Each entry below should appear again exactly as written, without pictures.

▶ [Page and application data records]
********************

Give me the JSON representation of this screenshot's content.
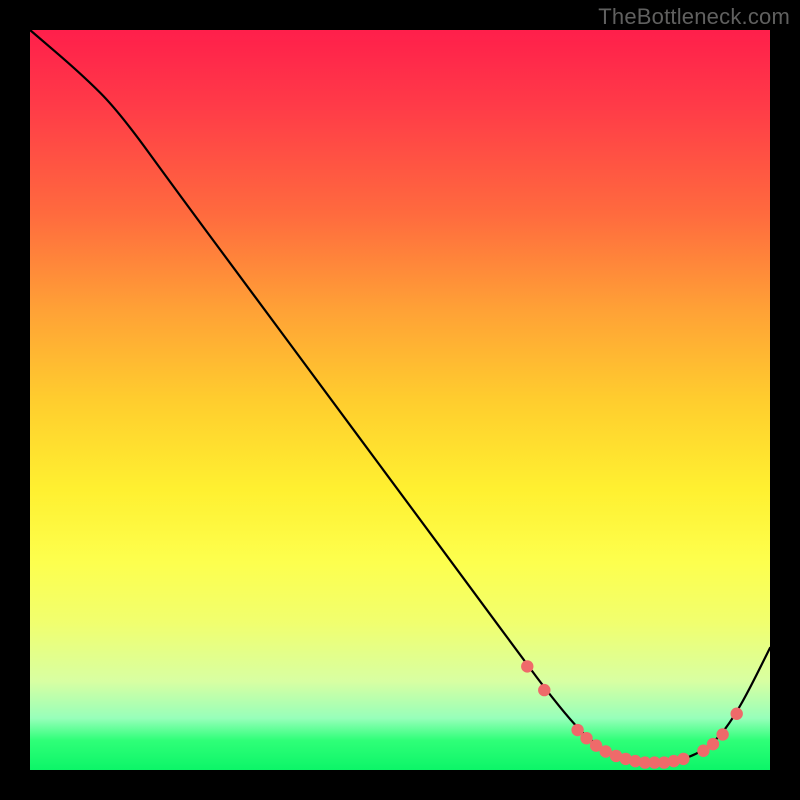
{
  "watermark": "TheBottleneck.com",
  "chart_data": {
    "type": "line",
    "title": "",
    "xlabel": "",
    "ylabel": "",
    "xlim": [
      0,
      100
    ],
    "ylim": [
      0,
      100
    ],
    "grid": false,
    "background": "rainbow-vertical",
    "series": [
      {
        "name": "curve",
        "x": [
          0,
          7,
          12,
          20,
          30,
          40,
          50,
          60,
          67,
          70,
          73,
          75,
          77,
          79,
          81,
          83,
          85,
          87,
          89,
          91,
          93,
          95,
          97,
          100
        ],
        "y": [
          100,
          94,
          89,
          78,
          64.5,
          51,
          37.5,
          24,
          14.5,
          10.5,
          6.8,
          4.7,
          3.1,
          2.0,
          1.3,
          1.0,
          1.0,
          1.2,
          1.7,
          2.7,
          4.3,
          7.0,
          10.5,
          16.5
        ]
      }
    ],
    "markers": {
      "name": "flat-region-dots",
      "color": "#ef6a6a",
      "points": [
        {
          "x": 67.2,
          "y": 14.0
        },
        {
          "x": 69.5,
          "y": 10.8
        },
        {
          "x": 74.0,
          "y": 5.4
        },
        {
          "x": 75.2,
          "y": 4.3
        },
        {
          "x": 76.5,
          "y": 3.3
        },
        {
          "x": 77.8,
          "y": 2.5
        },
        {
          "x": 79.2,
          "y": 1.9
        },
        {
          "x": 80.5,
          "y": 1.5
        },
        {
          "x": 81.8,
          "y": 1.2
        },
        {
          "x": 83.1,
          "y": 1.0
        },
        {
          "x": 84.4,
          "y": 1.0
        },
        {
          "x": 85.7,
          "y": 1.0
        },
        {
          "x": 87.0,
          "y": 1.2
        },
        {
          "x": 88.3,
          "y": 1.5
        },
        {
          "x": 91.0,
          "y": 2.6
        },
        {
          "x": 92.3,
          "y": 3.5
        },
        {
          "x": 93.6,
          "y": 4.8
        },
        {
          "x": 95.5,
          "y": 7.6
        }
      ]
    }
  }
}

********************

▶ [EXERCISE ANSWER]
Give me the JSON representation of this screenshot's content.
{
  "watermark": "TheBottleneck.com",
  "chart_data": {
    "type": "line",
    "title": "",
    "xlabel": "",
    "ylabel": "",
    "xlim": [
      0,
      100
    ],
    "ylim": [
      0,
      100
    ],
    "grid": false,
    "background": "rainbow-vertical",
    "series": [
      {
        "name": "curve",
        "x": [
          0,
          7,
          12,
          20,
          30,
          40,
          50,
          60,
          67,
          70,
          73,
          75,
          77,
          79,
          81,
          83,
          85,
          87,
          89,
          91,
          93,
          95,
          97,
          100
        ],
        "y": [
          100,
          94,
          89,
          78,
          64.5,
          51,
          37.5,
          24,
          14.5,
          10.5,
          6.8,
          4.7,
          3.1,
          2.0,
          1.3,
          1.0,
          1.0,
          1.2,
          1.7,
          2.7,
          4.3,
          7.0,
          10.5,
          16.5
        ]
      }
    ],
    "markers": {
      "name": "flat-region-dots",
      "color": "#ef6a6a",
      "points": [
        {
          "x": 67.2,
          "y": 14.0
        },
        {
          "x": 69.5,
          "y": 10.8
        },
        {
          "x": 74.0,
          "y": 5.4
        },
        {
          "x": 75.2,
          "y": 4.3
        },
        {
          "x": 76.5,
          "y": 3.3
        },
        {
          "x": 77.8,
          "y": 2.5
        },
        {
          "x": 79.2,
          "y": 1.9
        },
        {
          "x": 80.5,
          "y": 1.5
        },
        {
          "x": 81.8,
          "y": 1.2
        },
        {
          "x": 83.1,
          "y": 1.0
        },
        {
          "x": 84.4,
          "y": 1.0
        },
        {
          "x": 85.7,
          "y": 1.0
        },
        {
          "x": 87.0,
          "y": 1.2
        },
        {
          "x": 88.3,
          "y": 1.5
        },
        {
          "x": 91.0,
          "y": 2.6
        },
        {
          "x": 92.3,
          "y": 3.5
        },
        {
          "x": 93.6,
          "y": 4.8
        },
        {
          "x": 95.5,
          "y": 7.6
        }
      ]
    }
  }
}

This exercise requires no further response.